Thursday, June 30, 2011

A Little Quilt - My Process

I thought it might be interesting to explain the process of how I built this little quilt.  Not a quilt actually, only 9" X 12", so really only a very small wall hanging.  This one started with this cross stitch picture I came across at the thrift store.  I felt compelled to "rescue" it because it really is nice handwork, very well stitched on linen.  So, I brought it home and took it out of the frame and washed and pressed it.  I was very happy to find a nice allowance of fabric all the way around - sign of a good framer! - so I was able to use the linen around the outside as a backing for a crazy quilted border.

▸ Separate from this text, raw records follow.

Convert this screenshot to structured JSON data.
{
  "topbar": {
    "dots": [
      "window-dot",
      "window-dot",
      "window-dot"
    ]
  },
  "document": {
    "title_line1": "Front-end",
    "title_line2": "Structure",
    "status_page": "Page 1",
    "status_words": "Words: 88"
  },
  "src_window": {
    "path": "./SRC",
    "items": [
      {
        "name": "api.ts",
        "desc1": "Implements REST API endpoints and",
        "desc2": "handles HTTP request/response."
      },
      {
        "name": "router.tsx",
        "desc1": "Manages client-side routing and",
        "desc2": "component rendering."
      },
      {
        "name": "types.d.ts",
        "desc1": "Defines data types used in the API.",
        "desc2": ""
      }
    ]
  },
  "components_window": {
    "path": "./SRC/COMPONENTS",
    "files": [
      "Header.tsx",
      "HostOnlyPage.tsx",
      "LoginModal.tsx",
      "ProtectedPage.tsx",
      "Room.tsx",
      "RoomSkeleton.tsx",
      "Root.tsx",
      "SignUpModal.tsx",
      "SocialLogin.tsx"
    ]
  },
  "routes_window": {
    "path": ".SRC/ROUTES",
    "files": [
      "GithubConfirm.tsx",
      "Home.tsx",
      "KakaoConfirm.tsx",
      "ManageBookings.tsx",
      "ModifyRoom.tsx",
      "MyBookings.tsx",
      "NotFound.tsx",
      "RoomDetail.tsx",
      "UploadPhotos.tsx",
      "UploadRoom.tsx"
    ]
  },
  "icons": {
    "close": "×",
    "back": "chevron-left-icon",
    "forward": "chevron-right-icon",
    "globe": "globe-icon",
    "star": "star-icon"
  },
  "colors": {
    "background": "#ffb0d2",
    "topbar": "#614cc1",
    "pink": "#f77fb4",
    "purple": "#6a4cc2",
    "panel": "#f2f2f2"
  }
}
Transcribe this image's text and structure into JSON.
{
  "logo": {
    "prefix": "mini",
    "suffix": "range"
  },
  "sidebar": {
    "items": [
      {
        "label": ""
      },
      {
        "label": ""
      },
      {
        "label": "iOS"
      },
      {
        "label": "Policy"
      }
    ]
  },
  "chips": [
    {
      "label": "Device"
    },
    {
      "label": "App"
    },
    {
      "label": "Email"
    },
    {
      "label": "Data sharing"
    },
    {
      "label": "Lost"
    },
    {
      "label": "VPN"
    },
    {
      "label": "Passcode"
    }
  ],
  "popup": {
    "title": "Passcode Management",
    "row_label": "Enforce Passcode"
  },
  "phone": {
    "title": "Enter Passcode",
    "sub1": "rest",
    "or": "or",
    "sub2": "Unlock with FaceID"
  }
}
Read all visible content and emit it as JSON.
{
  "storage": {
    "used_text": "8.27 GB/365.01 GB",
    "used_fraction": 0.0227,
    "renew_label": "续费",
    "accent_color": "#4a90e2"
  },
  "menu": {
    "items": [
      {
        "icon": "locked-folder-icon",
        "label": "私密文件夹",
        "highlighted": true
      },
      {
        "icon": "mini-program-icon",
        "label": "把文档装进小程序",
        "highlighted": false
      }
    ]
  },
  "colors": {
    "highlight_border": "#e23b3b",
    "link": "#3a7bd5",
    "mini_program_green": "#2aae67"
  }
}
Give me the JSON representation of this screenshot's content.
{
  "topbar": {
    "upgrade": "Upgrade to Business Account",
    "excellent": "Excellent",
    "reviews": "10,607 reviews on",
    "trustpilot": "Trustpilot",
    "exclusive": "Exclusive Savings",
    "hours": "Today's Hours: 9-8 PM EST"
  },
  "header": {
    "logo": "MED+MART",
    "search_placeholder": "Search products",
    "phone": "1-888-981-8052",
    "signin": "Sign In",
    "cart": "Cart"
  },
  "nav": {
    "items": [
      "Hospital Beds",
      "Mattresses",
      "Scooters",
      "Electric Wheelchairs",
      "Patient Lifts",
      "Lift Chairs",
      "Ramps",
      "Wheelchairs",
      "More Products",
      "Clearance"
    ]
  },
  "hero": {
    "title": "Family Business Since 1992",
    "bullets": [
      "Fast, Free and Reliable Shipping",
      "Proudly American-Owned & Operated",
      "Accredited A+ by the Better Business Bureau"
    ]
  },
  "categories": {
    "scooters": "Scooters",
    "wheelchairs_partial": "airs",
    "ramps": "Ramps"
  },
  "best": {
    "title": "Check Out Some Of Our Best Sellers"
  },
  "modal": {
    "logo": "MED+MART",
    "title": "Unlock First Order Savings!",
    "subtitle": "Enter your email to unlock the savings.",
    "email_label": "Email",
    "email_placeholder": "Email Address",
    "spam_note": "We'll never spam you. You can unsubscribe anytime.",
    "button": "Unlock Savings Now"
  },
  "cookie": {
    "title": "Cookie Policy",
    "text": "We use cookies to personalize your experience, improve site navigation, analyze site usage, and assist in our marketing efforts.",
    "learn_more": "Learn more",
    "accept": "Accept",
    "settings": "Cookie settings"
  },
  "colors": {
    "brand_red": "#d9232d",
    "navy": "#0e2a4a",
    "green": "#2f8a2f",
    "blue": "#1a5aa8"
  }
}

I wanted this to be a cheerful piece that would be nice for a baby or child's wall, so I chose quilting cotton batiks in bright colours for the crazy quilt patches.  I had a friend visiting while I was putting the crazy patch together and didn't want to drag out the sewing machine so instead I basted all the patches on by hand.  I wasn't too excited about the way the edges came out but I don't worry about that unduly.   For me the crazy patch is just a canvas for the stitches and I trust the seam treatments to tie it all together visually and make it work.
I know folks who do their seam treatments and then remove the basting threads and trust it will all hold together but I'm not one of them!  My seam treatments are just decorative and I don't trust them to hold anything together long term so I use a ladder stitch to secure everything before I go further.  Here is how that works...

Starting at one edge of the seam line I want to secure, in this instance the blue patch wanting to be secured to the linen background, I bring my needle up from the back of the linen and take a bite of the blue fabric, slipping the needle in the fold of where the fabric is turned under.
Take your needle down again through the other fabric (the linen) as close as you can to where you came out of the blue.
Take a bite of that fabric (the linen in this case) and bring your needle back up.  As close as you can to where you brought your needle up (from the linen), you take another stitch in the blue. 

Carry on back and forth like this, making sure that your needle goes up and down right next to where it came out.

The end result is a secure seam and the stitching that holds it in place is almost invisible.  What you can see of the securing stitching easily disappears when you do your seam treatment.

After this, it was time for the seam treatments which I had a lot of fun with since they were short and quick to do.  I'll share some of the seam treatments in the next post!


Annie said...

Cool! Seems like x-stitch and CQ together are catching on. Did my first CQ sew and flip attempt recently for an ornament (check my blog if you care to see) and used your sidebar to find cool stitches - love that spiny chain!).

Now I want to learn some binding techiniques too!

gocrazywithme said...

I especially love that saying; it's so true! This is a cute project. Love the colors and the cross stitched center. I have lots of cross stitched pieces just sitting in a drawer, so maybe I should see if I can do something with them....